The next year Ford became President after Nixon resigned. Under the 25th Amendment he nominated Nelson Rockefeller to fill the Vice Presidential vacancy, announcing his decision in the Oval Office on August 20, 1974, seen here.
-from the Ford Library
"Now, therefore, I, William J. Clinton, President of the United States of America, do hereby proclaim the week of February 21-27, 1993, as "American Wine Appreciation Week." I call upon the people of the United States to observe this week with appropriate ceremonies and activities."
That’s right, it’s American Wine Appreciation Week! Be sure to start off your weekend with “appropriate ceremonies and activities” y’all.
-from the Clinton Library
Premier Chou En-Lai and the Nixons share a toast at the welcoming banquet for the historic trip that began on this day in 1972.
The archival team at the Nixon Library has created a video of behind-the-scenes film clips and stories from Nixon’s trip. Watch more here.
-from the Nixon Library
Cheers and happy Friday!
Albert Capraro was one of Betty Ford’s favorite designers during her time in the White House. Capraro previously had worked for Oscar de la Renta before striking out as an independent designer. Mrs. Ford admired his clothing and also appreciated that it was designed and made in the United States.
Capraro described working with Mrs. Ford as a joy. “She is warm and charming, and she knows what she wants,” he said. Here he adjusts her collar during a consultation at the White House on February 21, 1975.
Nixon in China
Today in history, Nixon became the first U.S. President to visit the People’s Republic of China.
When Air Force One touched down at the airport in Peking, it ended 25 years of isolation between the U.S. and the People’s Republic of China. During the week of February 21-29, 1972, the President traveled to Beijing, Hangzhou, and Shanghai - thawing relations with a country that had long been closed to the West.
The historic trip was initially met with public opposition, but it yielded the establishment of diplomatic relations between the U.S. and China in 1979. Read More
Photos: President and Mrs. Nixon’s arrival in Peking, China.

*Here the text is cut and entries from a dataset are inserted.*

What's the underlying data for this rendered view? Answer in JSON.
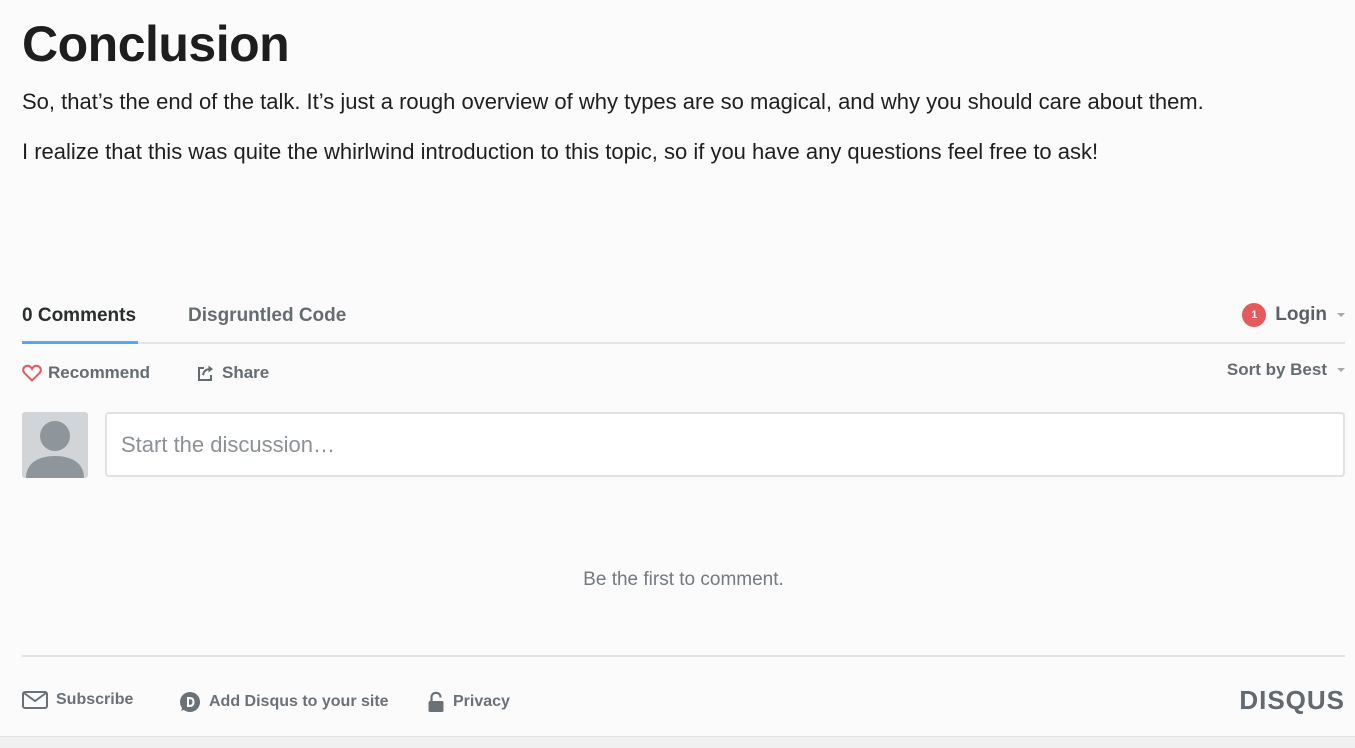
{
  "article": {
    "heading": "Conclusion",
    "paragraph_1": "So, that’s the end of the talk. It’s just a rough overview of why types are so magical, and why you should care about them.",
    "paragraph_2": "I realize that this was quite the whirlwind introduction to this topic, so if you have any questions feel free to ask!"
  },
  "comments": {
    "tabs": [
      {
        "label": "0 Comments",
        "active": true
      },
      {
        "label": "Disgruntled Code",
        "active": false
      }
    ],
    "login": {
      "badge": "1",
      "label": "Login"
    },
    "actions": {
      "recommend": "Recommend",
      "share": "Share",
      "sort": "Sort by Best"
    },
    "composer": {
      "placeholder": "Start the discussion…"
    },
    "empty_message": "Be the first to comment."
  },
  "footer": {
    "subscribe": "Subscribe",
    "add_disqus": "Add Disqus to your site",
    "privacy": "Privacy",
    "brand": "DISQUS"
  },
  "colors": {
    "accent_tab": "#2e9fff",
    "badge": "#e55a5a",
    "heart": "#e55a5a"
  },
  "icons": [
    "heart-icon",
    "share-icon",
    "user-avatar-icon",
    "mail-icon",
    "disqus-logo-icon",
    "lock-icon",
    "chevron-down-icon"
  ]
}
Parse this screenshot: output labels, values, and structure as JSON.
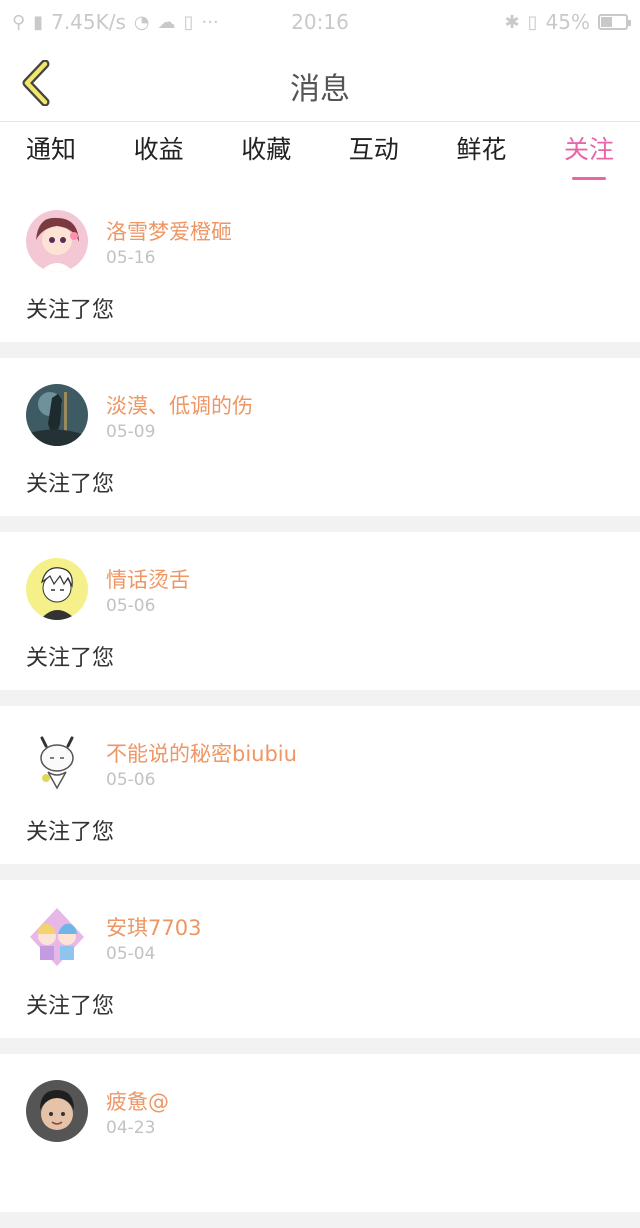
{
  "status_bar": {
    "network_speed": "7.45K/s",
    "time": "20:16",
    "battery": "45%",
    "battery_level": 0.45
  },
  "header": {
    "title": "消息",
    "back_icon": "chevron-left-icon",
    "accent_color": "#e965a8"
  },
  "tabs": [
    {
      "label": "通知",
      "active": false
    },
    {
      "label": "收益",
      "active": false
    },
    {
      "label": "收藏",
      "active": false
    },
    {
      "label": "互动",
      "active": false
    },
    {
      "label": "鲜花",
      "active": false
    },
    {
      "label": "关注",
      "active": true
    }
  ],
  "messages": [
    {
      "name": "洛雪梦爱橙砸",
      "date": "05-16",
      "action": "关注了您",
      "avatar_color": "#f3c7d3"
    },
    {
      "name": "淡漠、低调的伤",
      "date": "05-09",
      "action": "关注了您",
      "avatar_color": "#3e5a63"
    },
    {
      "name": "情话烫舌",
      "date": "05-06",
      "action": "关注了您",
      "avatar_color": "#f5f08a"
    },
    {
      "name": "不能说的秘密biubiu",
      "date": "05-06",
      "action": "关注了您",
      "avatar_color": "#ffffff"
    },
    {
      "name": "安琪7703",
      "date": "05-04",
      "action": "关注了您",
      "avatar_color": "#e7b7e8"
    },
    {
      "name": "疲惫@",
      "date": "04-23",
      "action": "",
      "avatar_color": "#555555"
    }
  ]
}
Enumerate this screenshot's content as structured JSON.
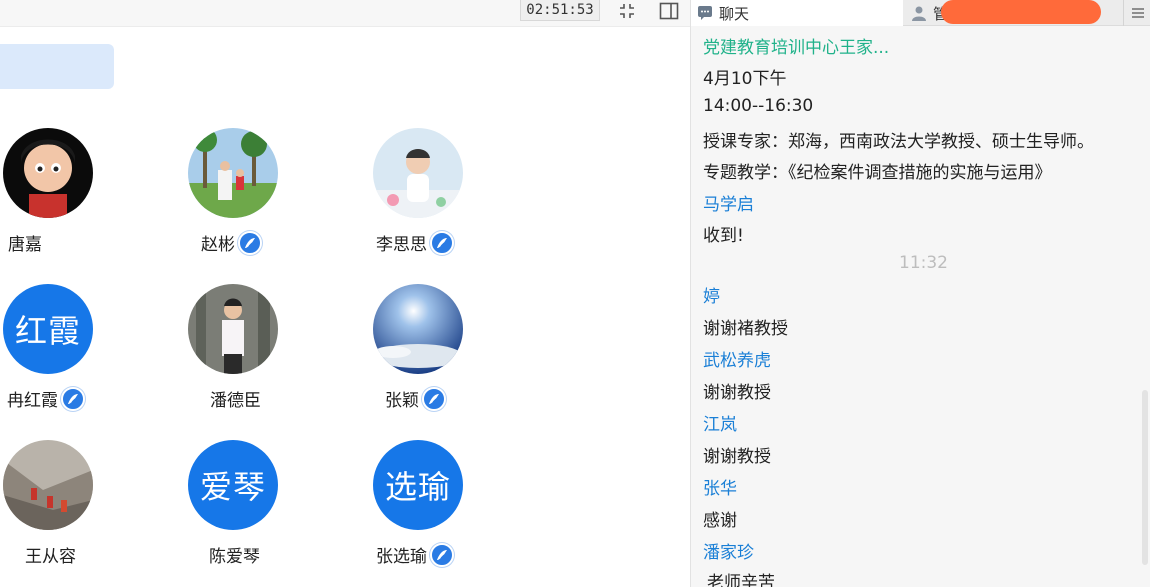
{
  "toolbar": {
    "timer": "02:51:53"
  },
  "members": [
    {
      "name": "唐嘉",
      "avatar": "photo",
      "badge": false
    },
    {
      "name": "赵彬",
      "avatar": "photo",
      "badge": true
    },
    {
      "name": "李思思",
      "avatar": "photo",
      "badge": true
    },
    {
      "name": "冉红霞",
      "avatar_text": "红霞",
      "badge": true
    },
    {
      "name": "潘德臣",
      "avatar": "photo",
      "badge": false
    },
    {
      "name": "张颖",
      "avatar": "photo",
      "badge": true
    },
    {
      "name": "王从容",
      "avatar": "photo",
      "badge": false
    },
    {
      "name": "陈爱琴",
      "avatar_text": "爱琴",
      "badge": false
    },
    {
      "name": "张选瑜",
      "avatar_text": "选瑜",
      "badge": true
    }
  ],
  "tabs": {
    "chat_label": "聊天",
    "manage_label": "管"
  },
  "chat": [
    {
      "kind": "sender",
      "text": "党建教育培训中心王家..."
    },
    {
      "kind": "msg",
      "text": "4月10下午"
    },
    {
      "kind": "msg",
      "text": "14:00--16:30"
    },
    {
      "kind": "msg",
      "text": "授课专家：郑海，西南政法大学教授、硕士生导师。"
    },
    {
      "kind": "msg",
      "text": "专题教学：《纪检案件调查措施的实施与运用》"
    },
    {
      "kind": "sender",
      "text": "马学启"
    },
    {
      "kind": "msg",
      "text": "收到!"
    },
    {
      "kind": "time",
      "text": "11:32"
    },
    {
      "kind": "sender",
      "text": "婷"
    },
    {
      "kind": "msg",
      "text": "谢谢褚教授"
    },
    {
      "kind": "sender",
      "text": "武松养虎"
    },
    {
      "kind": "msg",
      "text": "谢谢教授"
    },
    {
      "kind": "sender",
      "text": "江岚"
    },
    {
      "kind": "msg",
      "text": "谢谢教授"
    },
    {
      "kind": "sender",
      "text": "张华"
    },
    {
      "kind": "msg",
      "text": "感谢"
    },
    {
      "kind": "sender",
      "text": "潘家珍"
    },
    {
      "kind": "msg",
      "text": "老师辛苦"
    }
  ],
  "colors": {
    "accent": "#1677e8",
    "sender": "#1a7fd6",
    "first_sender": "#20b28a",
    "redaction": "#ff6a3a"
  },
  "icons": [
    "exit-fullscreen-icon",
    "sidebar-toggle-icon",
    "chat-icon",
    "user-icon",
    "menu-icon",
    "handwriting-badge-icon"
  ]
}
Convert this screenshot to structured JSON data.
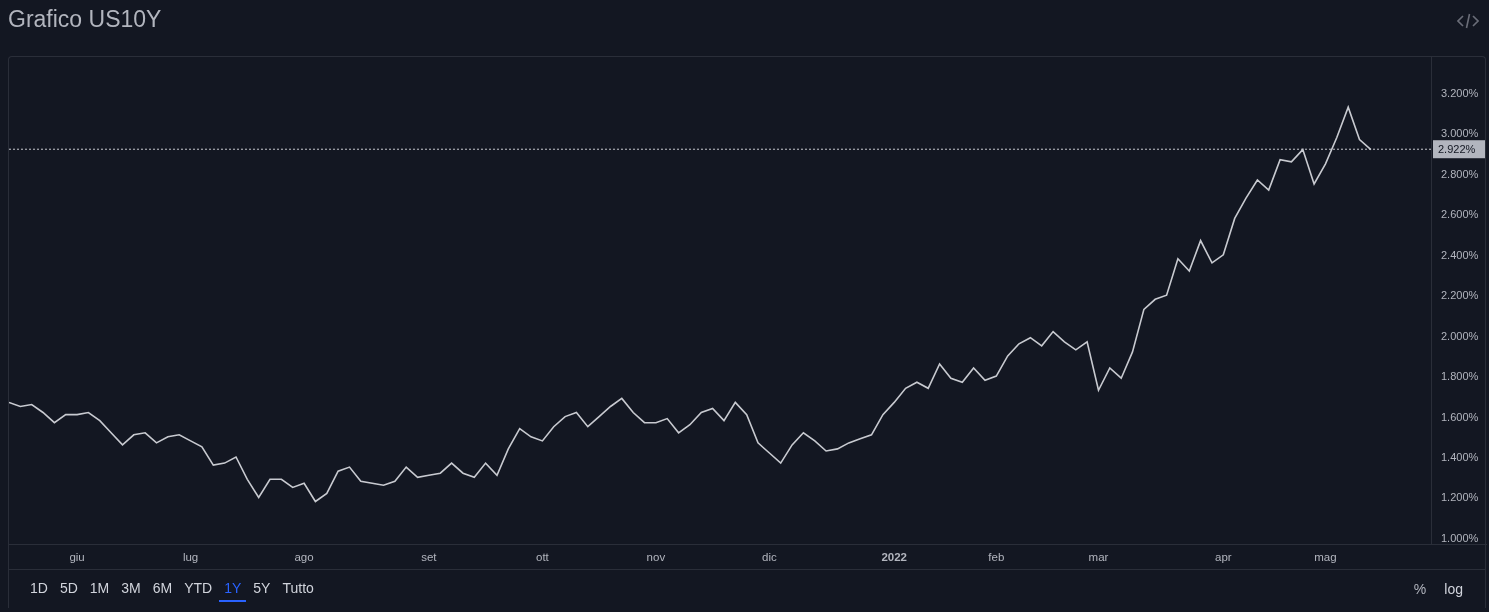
{
  "title": "Grafico US10Y",
  "chart_data": {
    "type": "line",
    "ylim": [
      0.97,
      3.378
    ],
    "categories": [
      null,
      null,
      null,
      null,
      null,
      null,
      "giu",
      null,
      null,
      null,
      null,
      null,
      null,
      null,
      null,
      null,
      "lug",
      null,
      null,
      null,
      null,
      null,
      null,
      null,
      null,
      null,
      "ago",
      null,
      null,
      null,
      null,
      null,
      null,
      null,
      null,
      null,
      null,
      "set",
      null,
      null,
      null,
      null,
      null,
      null,
      null,
      null,
      null,
      "ott",
      null,
      null,
      null,
      null,
      null,
      null,
      null,
      null,
      null,
      "nov",
      null,
      null,
      null,
      null,
      null,
      null,
      null,
      null,
      null,
      "dic",
      null,
      null,
      null,
      null,
      null,
      null,
      null,
      null,
      null,
      null,
      "2022",
      null,
      null,
      null,
      null,
      null,
      null,
      null,
      null,
      "feb",
      null,
      null,
      null,
      null,
      null,
      null,
      null,
      null,
      "mar",
      null,
      null,
      null,
      null,
      null,
      null,
      null,
      null,
      null,
      null,
      "apr",
      null,
      null,
      null,
      null,
      null,
      null,
      null,
      null,
      "mag",
      null,
      null,
      null,
      null
    ],
    "yticks": [
      {
        "value": 1.0,
        "label": "1.000%"
      },
      {
        "value": 1.2,
        "label": "1.200%"
      },
      {
        "value": 1.4,
        "label": "1.400%"
      },
      {
        "value": 1.6,
        "label": "1.600%"
      },
      {
        "value": 1.8,
        "label": "1.800%"
      },
      {
        "value": 2.0,
        "label": "2.000%"
      },
      {
        "value": 2.2,
        "label": "2.200%"
      },
      {
        "value": 2.4,
        "label": "2.400%"
      },
      {
        "value": 2.6,
        "label": "2.600%"
      },
      {
        "value": 2.8,
        "label": "2.800%"
      },
      {
        "value": 3.0,
        "label": "3.000%"
      },
      {
        "value": 3.2,
        "label": "3.200%"
      }
    ],
    "series": [
      {
        "color": "#c8cad0",
        "values": [
          1.67,
          1.65,
          1.66,
          1.62,
          1.57,
          1.61,
          1.61,
          1.62,
          1.58,
          1.52,
          1.46,
          1.51,
          1.52,
          1.47,
          1.5,
          1.51,
          1.48,
          1.45,
          1.36,
          1.37,
          1.4,
          1.29,
          1.2,
          1.29,
          1.29,
          1.25,
          1.27,
          1.18,
          1.22,
          1.33,
          1.35,
          1.28,
          1.27,
          1.26,
          1.28,
          1.35,
          1.3,
          1.31,
          1.32,
          1.37,
          1.32,
          1.3,
          1.37,
          1.31,
          1.44,
          1.54,
          1.5,
          1.48,
          1.55,
          1.6,
          1.62,
          1.55,
          1.6,
          1.65,
          1.69,
          1.62,
          1.57,
          1.57,
          1.59,
          1.52,
          1.56,
          1.62,
          1.64,
          1.58,
          1.67,
          1.61,
          1.47,
          1.42,
          1.37,
          1.46,
          1.52,
          1.48,
          1.43,
          1.44,
          1.47,
          1.49,
          1.51,
          1.61,
          1.67,
          1.74,
          1.77,
          1.74,
          1.86,
          1.79,
          1.77,
          1.84,
          1.78,
          1.8,
          1.9,
          1.96,
          1.99,
          1.95,
          2.02,
          1.97,
          1.93,
          1.97,
          1.73,
          1.84,
          1.79,
          1.92,
          2.13,
          2.18,
          2.2,
          2.38,
          2.32,
          2.47,
          2.36,
          2.4,
          2.58,
          2.68,
          2.77,
          2.72,
          2.87,
          2.86,
          2.92,
          2.75,
          2.85,
          2.98,
          3.13,
          2.97,
          2.92
        ]
      }
    ],
    "ref_lines": [
      {
        "axis": "y",
        "value": 2.922,
        "label": "2.922%"
      }
    ]
  },
  "ranges": [
    {
      "label": "1D",
      "selected": false
    },
    {
      "label": "5D",
      "selected": false
    },
    {
      "label": "1M",
      "selected": false
    },
    {
      "label": "3M",
      "selected": false
    },
    {
      "label": "6M",
      "selected": false
    },
    {
      "label": "YTD",
      "selected": false
    },
    {
      "label": "1Y",
      "selected": true
    },
    {
      "label": "5Y",
      "selected": false
    },
    {
      "label": "Tutto",
      "selected": false
    }
  ],
  "scale_options": [
    "%",
    "log"
  ]
}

Nixon reviews troops at the airport; Air Force One in Peking, 02/21/1972.
President and Mrs. Nixon visit the Great Wall of China and the Ming Tombs. 2/24/72.
-from the Nixon Library
President Eisenhower received this 17th century prayer book from Mary Ruth Muller of Reno, Nevada. The book was published in 1633 by Robert Baker of London and features a cover of stumpwork embroidery on silk.
The book is now in the Book Collection of the Eisenhower Presidential Library.
-from the Eisenhower Library
Astronaut John H. Glenn, Jr. became the first American to orbit the Earth on February 20, 1962. With the world watching the historic and live-televised event, Glenn orbited the Earth three times in his space capsule, Friendship 7. Four hours and 55 minutes after ignition, John Glenn and Friendship 7 returned to Earth and splashed down in the Atlantic Ocean.
The John Glenn Story, 1963
From the series: Headquarters’ Films Relating to Aeronautics, 1962 - 1981,Records of the National Aeronautics and Space Administration.